  3. For crying out loud, this is still not fixed? Do we really need to proxy via nginx?
  4. You only need an open port on the listening side. In this case, the tracker port is a remote server, your btsync clients have no problem connecting to them. The tracker is listening on port 3000. Your clients aren't trackers. They do listen on a port however, which you can set to a static one in the settings (as I understand it, and it seems to do what I expect that to do), in which case you don't need to use uPNP. For each client's listening port you *do* have to open the port through NAT on your router or firewall. That's from the outside in, so the outside sees that btsync is listening on that port.

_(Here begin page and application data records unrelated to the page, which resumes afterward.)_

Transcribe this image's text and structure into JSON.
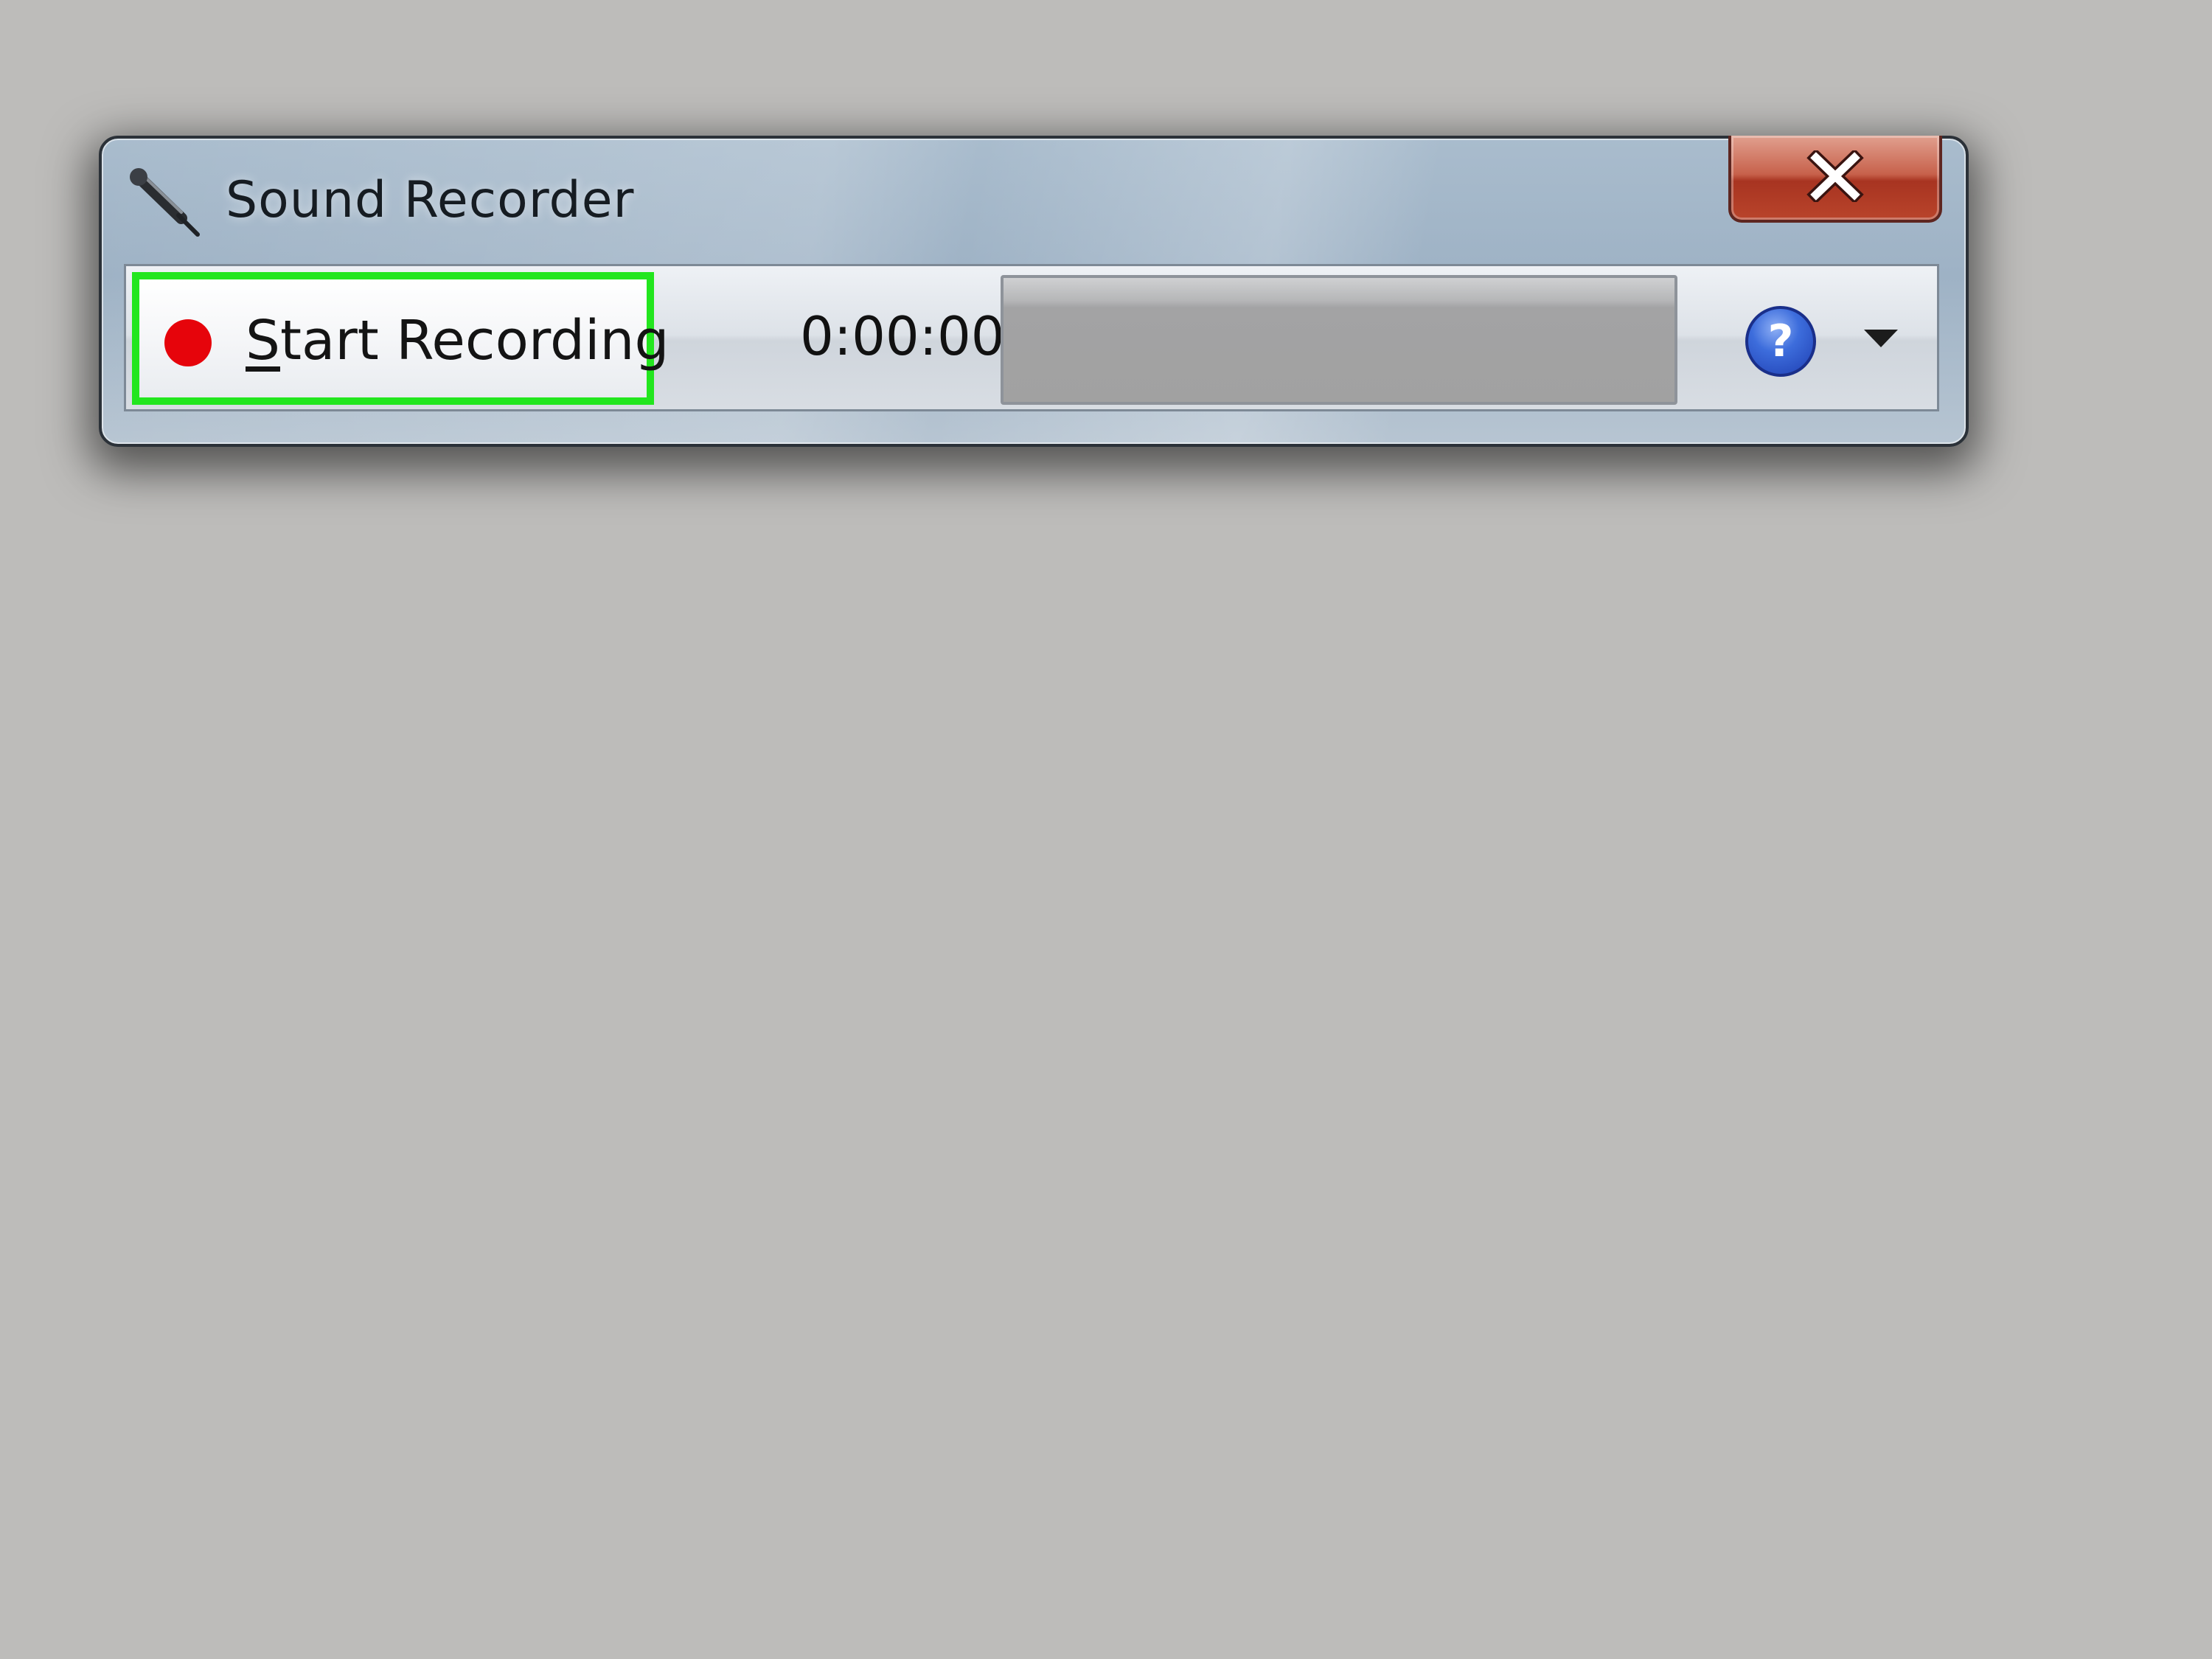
{
  "window": {
    "title": "Sound Recorder",
    "title_icon": "microphone-icon",
    "close_icon": "close-icon"
  },
  "toolbar": {
    "record_button": {
      "label_first": "S",
      "label_rest": "tart Recording",
      "icon": "record-dot-icon",
      "icon_color": "#e6040b",
      "highlight_color": "#22e61e"
    },
    "elapsed_time": "0:00:00",
    "level_meter": {
      "level_percent": 0
    },
    "help": {
      "glyph": "?",
      "icon": "help-icon"
    },
    "dropdown_icon": "chevron-down-icon"
  }
}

  5. Next time don't be so eager to lock a thread when even the TS has not had time to respond to the useless (and bad) 'arguments' for not supporting it. XP x64 uses the same codebase as Server 2003 x64, 99% of its hotfixes are working perfectly fine in XP x64 Edition; And indeed, there has never been a SP3 for XP64 because there is a huge difference with XP x86. As far as I know, XP x64 is so rarely used because it is released using Volume Licenses internally, and Microsoft made a couple of silly mistakes with those when another team finished Vista x64 early, but hey, that is inside knowledge they prefer not to be too well-known. XP x64 is their secret, best OS ever to appear on the market, but they'd lose a LOT if audiences would stick with XP x64 instead of going the road of the stupidified 7 or 8 designs. Oh and then the idiots stating "the rest of the world has moved on" when it's quite clear XP x64 Edition is still performing way faster with current day hardware than Windows 7 or WIndows 8 ever will. Not even mentioning how buggy Windows 7 still is today, while my XP x64 machines never freeze on me one bit. One great clue on that fact might be that many IT-folk and scientists in general, but especially those who do benchmark and testing research at Micron Technology are still using XP Pro x64 to do their (best) IO testing on for NAND and SSD development in general. Maybe that's why you should care. Obviously 'the' developers are having a hard time supporting XP x64 Edition, because, guess what, they're as lazy as most of you, it's extra work. Here's a clue: Open source your Sync app code, we'll make it support XP64 for you, you dimwits!
  6. "Given that Microsoft themselves will cease support for XP in April 2014, it's probably time to consider upgrading anyway!" Oh please. F_ck that. I will be running some systems on XP64 for many years to come. By the way, it installed and seemed to function just fine on XP Pro x64 Edition. Sad you don't support it. I did notice that suddenly randomly BTS has lost its folder data on an XP x64 machine, but I doubt that the OS is at fault here, because it happened on a Win7 laptop as well.